I truly believe I’ve learned more about business from participating in candidate debriefs with my past managers than probably any other activity in my career. Numerous times, I recommended hiring or passing on a candidate with what I thought was sound logic only to be schooled by a more experienced executive who identified things I’d missed and completely changed my point of view. The minor sting of being shown up like that pales in comparison to what you learn from hearing the stewards of your organization as well as your peers explain why they do or don’t want someone to be a part of the organization. The discussion forces everyone to clarify their expectations for the future and their acknowledgement of the present state. In fact, it’s one of the best ways to find out about the hidden problems in your organization, because new hires are often evaluated in the context of whether they can help solve one of them.
In my experience, the toughest thing about a candidate debrief can be making sure it happens. Do whatever you have to in order to set this up and benefit from it. I won’t get too prescriptive about the “how” in this post, save for three rules which I believe must always be followed:
- Don’t settle for sending feedback over email or for collecting feedback from people individually. This conversation must happen synchronously, verbally, and with as many of the interviewers present in the same room as possible as soon after the interview as possible. The purpose is to maximize dialogue so that everyone benefits from each other’s perspectives and experience in addition to making a good hiring decision.

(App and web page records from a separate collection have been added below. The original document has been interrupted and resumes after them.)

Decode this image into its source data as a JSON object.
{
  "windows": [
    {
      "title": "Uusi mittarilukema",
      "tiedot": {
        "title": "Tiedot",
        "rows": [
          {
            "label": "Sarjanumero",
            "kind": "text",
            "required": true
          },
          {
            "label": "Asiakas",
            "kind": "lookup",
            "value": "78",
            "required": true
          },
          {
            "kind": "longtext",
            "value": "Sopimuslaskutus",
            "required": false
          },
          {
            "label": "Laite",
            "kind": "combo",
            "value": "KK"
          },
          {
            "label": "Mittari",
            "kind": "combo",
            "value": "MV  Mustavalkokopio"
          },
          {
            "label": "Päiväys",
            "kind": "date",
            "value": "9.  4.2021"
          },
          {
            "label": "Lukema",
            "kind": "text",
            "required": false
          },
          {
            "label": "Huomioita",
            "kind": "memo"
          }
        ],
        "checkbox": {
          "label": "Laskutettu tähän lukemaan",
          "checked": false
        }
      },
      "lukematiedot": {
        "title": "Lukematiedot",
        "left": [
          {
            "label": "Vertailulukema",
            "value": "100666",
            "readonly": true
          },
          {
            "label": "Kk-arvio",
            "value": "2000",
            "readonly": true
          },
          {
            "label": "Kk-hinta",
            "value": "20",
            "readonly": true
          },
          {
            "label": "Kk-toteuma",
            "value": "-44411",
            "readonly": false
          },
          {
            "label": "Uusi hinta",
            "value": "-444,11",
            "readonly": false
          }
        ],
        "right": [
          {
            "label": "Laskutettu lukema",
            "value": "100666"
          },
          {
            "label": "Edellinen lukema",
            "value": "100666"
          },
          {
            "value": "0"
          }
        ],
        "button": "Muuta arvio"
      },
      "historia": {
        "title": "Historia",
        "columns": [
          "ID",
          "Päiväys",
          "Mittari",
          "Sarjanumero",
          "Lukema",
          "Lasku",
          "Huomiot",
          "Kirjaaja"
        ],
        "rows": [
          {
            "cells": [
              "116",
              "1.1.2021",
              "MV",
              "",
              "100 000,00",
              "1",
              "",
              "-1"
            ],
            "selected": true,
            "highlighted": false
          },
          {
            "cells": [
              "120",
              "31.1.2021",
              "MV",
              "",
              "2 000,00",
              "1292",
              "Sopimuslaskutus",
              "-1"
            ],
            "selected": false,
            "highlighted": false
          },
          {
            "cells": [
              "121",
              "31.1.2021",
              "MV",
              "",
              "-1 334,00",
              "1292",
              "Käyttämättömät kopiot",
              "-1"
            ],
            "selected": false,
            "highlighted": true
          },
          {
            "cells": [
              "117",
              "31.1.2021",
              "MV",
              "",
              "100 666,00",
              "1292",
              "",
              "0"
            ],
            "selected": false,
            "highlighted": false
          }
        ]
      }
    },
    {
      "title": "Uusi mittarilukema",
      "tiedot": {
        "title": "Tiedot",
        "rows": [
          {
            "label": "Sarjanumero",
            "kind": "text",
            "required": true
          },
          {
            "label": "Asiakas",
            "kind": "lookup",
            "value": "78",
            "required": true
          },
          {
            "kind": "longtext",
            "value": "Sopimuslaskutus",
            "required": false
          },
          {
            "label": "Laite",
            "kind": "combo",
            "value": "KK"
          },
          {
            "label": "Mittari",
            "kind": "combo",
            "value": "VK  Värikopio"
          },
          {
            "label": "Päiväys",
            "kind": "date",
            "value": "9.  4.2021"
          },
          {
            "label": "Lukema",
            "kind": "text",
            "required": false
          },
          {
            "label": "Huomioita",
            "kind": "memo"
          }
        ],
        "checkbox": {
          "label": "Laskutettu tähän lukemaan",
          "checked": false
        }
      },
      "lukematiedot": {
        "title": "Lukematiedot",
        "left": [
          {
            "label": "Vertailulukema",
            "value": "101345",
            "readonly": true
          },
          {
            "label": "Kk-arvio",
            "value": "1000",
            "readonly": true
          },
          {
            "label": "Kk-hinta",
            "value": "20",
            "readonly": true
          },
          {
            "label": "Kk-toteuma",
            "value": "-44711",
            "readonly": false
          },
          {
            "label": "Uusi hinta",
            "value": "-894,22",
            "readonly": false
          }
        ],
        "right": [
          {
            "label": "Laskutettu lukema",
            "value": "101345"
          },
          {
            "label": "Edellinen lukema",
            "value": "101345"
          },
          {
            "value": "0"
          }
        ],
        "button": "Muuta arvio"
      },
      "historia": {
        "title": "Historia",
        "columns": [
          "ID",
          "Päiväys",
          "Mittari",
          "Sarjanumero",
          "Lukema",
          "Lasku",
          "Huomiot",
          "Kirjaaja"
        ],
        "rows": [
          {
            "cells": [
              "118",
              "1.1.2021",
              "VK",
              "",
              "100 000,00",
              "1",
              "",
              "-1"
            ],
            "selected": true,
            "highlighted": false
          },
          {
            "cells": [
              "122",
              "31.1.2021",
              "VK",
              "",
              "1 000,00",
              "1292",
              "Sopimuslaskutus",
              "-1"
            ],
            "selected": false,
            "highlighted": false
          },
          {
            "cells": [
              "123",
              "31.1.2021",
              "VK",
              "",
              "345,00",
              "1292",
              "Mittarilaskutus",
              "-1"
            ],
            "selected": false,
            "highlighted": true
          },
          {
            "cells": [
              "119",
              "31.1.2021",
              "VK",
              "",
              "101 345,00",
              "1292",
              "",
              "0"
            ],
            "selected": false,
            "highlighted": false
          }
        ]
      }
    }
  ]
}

- No exceptions to rule number 1. No matter how senior or junior the position is.
- No one gets to pass on answering the “should we hire this person” question. Everyone must explain their answer, for or against. If the answer is “I don’t know,” then the person must explain why they can’t make a determination and what they would need in order to do so.
It’s tempting with scheduling difficulties to find quicker and easier ways for people to provide their feedback on a candidate. Don’t let it happen. Be the one who demands the candidate debrief if it’s not happening. You, your team, and your organization can’t afford not to do this.
Is this happening in your team or in your company today?